→ WHAT TO WORK ON
Produce a copy of every line in the records that holds the string "count".

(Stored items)
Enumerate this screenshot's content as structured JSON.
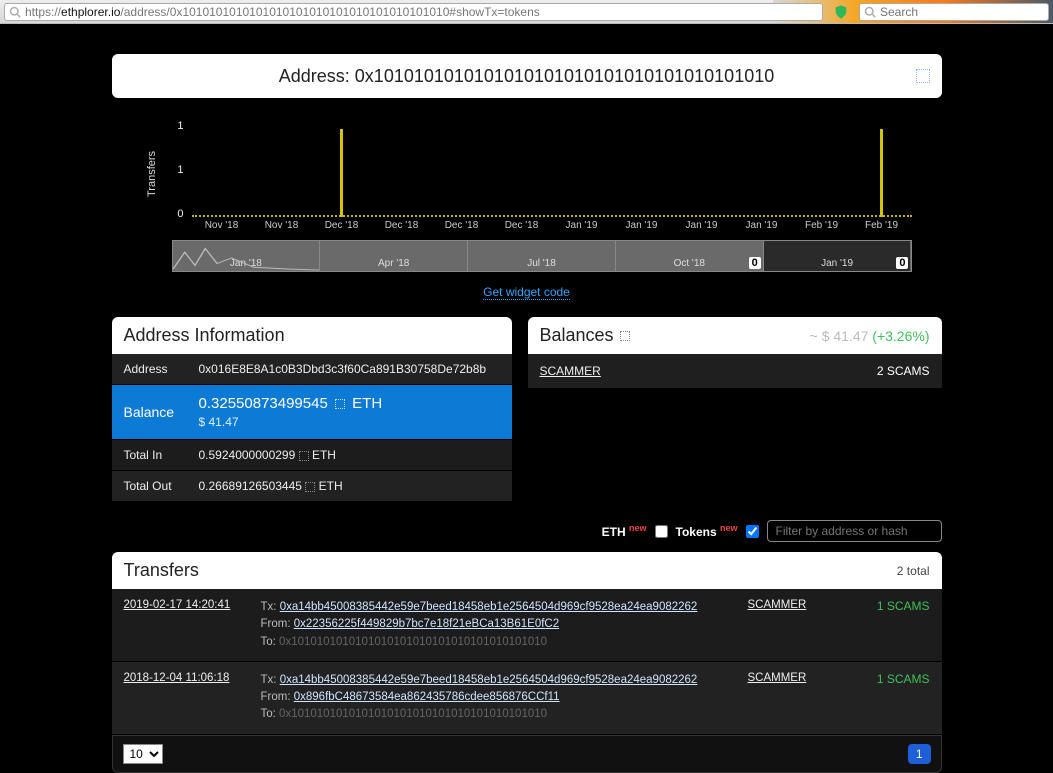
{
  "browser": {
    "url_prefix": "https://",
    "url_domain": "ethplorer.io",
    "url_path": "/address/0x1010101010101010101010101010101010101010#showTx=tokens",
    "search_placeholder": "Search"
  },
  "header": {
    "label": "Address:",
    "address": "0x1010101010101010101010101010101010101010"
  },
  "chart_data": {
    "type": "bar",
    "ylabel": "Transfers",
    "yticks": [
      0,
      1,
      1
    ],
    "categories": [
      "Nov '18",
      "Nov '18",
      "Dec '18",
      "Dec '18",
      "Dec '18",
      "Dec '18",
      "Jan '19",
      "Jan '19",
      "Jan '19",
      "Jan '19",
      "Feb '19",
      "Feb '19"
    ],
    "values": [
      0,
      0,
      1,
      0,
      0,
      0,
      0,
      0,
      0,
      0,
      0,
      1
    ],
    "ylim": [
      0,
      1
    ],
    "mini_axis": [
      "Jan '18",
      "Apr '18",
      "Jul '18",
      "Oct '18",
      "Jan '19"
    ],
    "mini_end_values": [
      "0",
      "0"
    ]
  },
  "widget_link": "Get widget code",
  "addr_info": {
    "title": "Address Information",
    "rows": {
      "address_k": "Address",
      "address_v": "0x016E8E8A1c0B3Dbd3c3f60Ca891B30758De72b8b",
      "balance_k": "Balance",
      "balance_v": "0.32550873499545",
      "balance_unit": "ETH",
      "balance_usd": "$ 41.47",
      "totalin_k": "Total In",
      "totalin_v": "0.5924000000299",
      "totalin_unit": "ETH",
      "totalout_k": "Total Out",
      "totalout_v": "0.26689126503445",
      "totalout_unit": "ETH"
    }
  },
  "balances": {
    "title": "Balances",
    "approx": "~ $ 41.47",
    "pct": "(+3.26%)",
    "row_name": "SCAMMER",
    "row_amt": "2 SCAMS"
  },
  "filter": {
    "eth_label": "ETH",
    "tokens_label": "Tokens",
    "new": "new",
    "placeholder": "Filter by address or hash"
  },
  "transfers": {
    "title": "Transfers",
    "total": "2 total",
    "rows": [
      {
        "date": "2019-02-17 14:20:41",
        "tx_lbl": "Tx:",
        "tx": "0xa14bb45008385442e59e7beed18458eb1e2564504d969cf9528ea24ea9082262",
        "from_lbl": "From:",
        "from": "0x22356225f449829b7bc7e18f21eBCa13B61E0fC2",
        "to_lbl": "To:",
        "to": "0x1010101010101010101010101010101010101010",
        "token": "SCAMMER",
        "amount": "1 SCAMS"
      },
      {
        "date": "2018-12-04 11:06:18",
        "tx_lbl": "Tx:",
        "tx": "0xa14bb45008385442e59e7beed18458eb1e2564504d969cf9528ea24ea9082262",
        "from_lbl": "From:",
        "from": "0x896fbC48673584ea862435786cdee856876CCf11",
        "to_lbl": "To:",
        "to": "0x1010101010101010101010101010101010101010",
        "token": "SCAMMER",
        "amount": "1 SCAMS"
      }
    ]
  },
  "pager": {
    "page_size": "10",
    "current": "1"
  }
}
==
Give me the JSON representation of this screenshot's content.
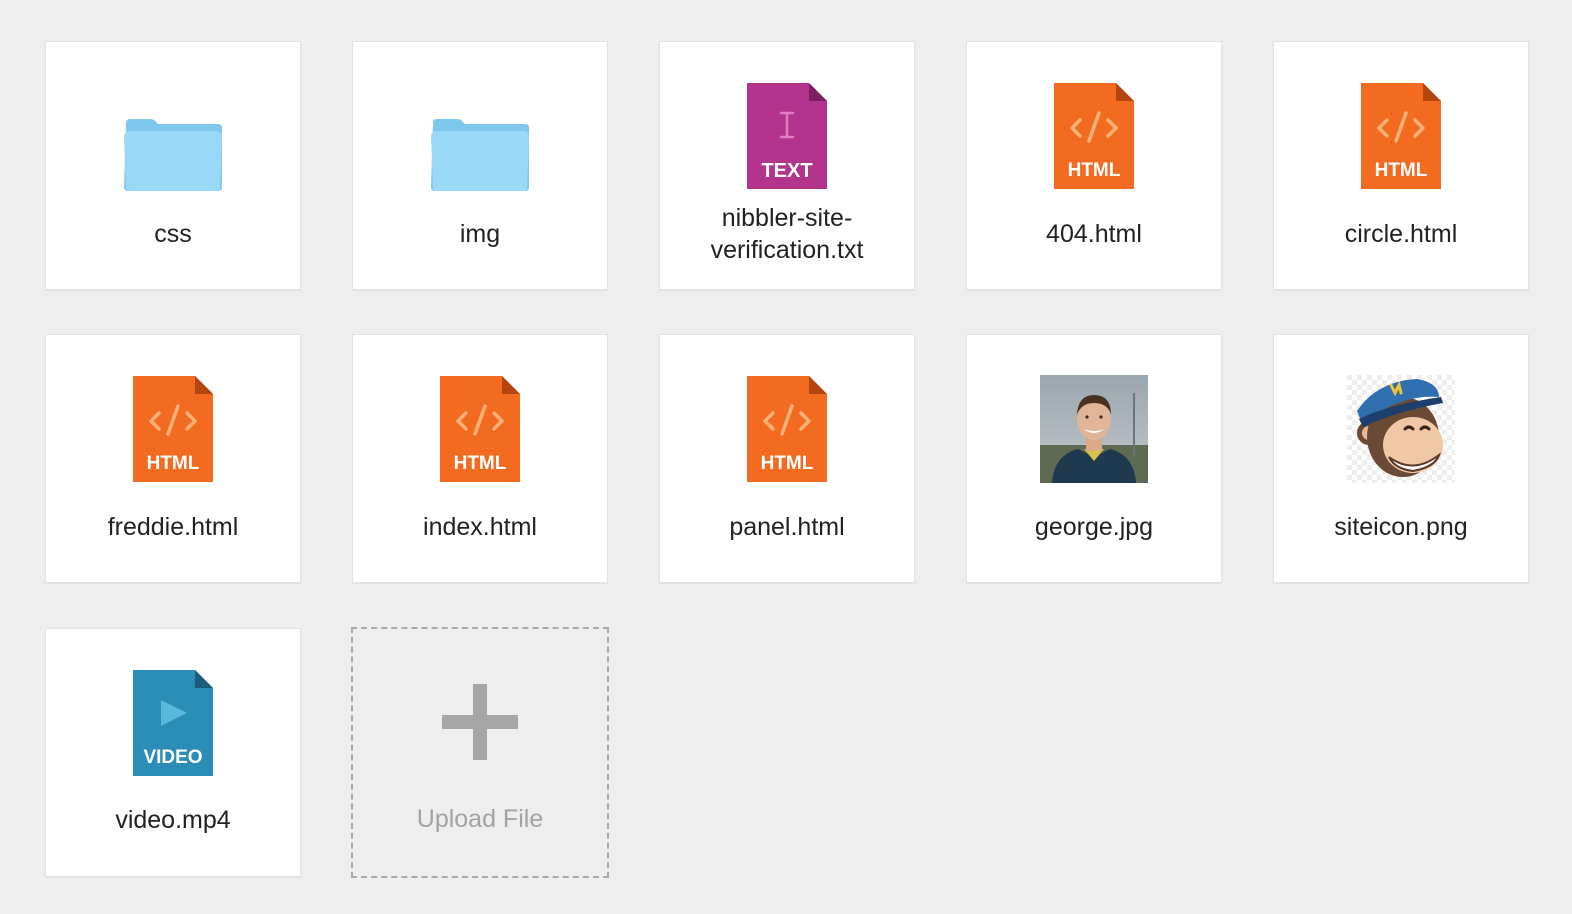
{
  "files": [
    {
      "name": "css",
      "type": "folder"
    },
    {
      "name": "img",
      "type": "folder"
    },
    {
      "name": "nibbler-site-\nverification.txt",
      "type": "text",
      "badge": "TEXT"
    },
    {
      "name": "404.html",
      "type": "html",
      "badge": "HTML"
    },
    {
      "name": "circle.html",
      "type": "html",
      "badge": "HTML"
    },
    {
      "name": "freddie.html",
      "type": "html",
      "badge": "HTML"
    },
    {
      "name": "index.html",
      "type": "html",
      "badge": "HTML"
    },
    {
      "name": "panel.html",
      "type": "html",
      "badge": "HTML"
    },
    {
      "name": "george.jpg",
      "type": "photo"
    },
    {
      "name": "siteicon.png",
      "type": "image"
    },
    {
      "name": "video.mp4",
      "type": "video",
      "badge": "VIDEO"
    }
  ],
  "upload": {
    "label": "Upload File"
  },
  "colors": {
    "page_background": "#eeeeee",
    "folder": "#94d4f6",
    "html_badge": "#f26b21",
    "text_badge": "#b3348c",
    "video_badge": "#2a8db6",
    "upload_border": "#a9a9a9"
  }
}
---
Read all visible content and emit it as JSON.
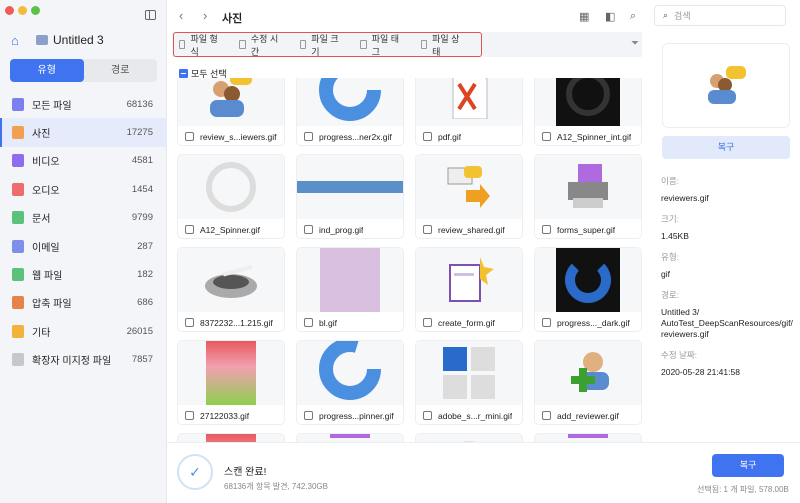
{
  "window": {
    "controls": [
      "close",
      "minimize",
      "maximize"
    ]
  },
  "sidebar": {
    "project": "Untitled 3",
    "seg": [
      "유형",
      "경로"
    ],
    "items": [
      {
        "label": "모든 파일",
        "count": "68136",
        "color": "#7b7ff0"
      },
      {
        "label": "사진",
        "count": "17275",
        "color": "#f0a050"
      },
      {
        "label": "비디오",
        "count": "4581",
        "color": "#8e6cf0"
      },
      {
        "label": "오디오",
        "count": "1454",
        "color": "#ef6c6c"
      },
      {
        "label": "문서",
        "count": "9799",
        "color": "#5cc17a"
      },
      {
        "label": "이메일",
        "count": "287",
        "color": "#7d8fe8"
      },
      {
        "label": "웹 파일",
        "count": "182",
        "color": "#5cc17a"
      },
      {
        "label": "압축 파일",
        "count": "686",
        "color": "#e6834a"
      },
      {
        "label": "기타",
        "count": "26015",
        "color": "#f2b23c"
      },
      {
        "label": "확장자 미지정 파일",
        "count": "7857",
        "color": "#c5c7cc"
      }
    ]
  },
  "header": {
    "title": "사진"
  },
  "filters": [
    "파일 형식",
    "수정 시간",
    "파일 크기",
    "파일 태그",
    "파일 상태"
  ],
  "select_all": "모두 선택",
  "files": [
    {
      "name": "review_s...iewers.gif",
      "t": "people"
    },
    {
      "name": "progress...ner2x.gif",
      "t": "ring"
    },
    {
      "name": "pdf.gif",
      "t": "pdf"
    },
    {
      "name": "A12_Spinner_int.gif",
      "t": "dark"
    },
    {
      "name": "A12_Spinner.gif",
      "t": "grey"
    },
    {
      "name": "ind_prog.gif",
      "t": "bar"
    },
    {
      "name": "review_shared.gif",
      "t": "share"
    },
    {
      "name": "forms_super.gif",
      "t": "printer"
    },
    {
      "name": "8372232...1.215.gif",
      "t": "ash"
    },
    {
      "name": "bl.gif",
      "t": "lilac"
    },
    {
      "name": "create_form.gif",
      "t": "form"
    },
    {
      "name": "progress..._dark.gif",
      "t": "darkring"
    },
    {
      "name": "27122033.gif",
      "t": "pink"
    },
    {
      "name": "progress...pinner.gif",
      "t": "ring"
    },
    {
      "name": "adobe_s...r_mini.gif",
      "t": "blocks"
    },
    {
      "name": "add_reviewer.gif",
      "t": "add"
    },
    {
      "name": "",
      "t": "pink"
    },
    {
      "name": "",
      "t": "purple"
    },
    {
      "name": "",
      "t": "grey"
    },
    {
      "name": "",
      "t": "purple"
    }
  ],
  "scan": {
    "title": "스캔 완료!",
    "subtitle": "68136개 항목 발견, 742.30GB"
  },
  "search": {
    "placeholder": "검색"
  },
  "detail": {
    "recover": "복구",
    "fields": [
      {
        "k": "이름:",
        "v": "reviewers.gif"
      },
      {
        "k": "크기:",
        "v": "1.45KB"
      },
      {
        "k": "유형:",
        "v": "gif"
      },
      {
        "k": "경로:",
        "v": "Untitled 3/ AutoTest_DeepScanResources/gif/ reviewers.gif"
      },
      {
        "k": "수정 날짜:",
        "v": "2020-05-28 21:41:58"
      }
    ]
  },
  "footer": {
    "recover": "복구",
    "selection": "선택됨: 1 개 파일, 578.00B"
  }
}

→ ANSWER SECTION
        "count": "68136",
        "count": "17275",
        "count": "4581",
        "count": "1454",
        "count": "9799",
        "count": "287",
        "count": "182",
        "count": "686",
        "count": "26015",
        "count": "7857",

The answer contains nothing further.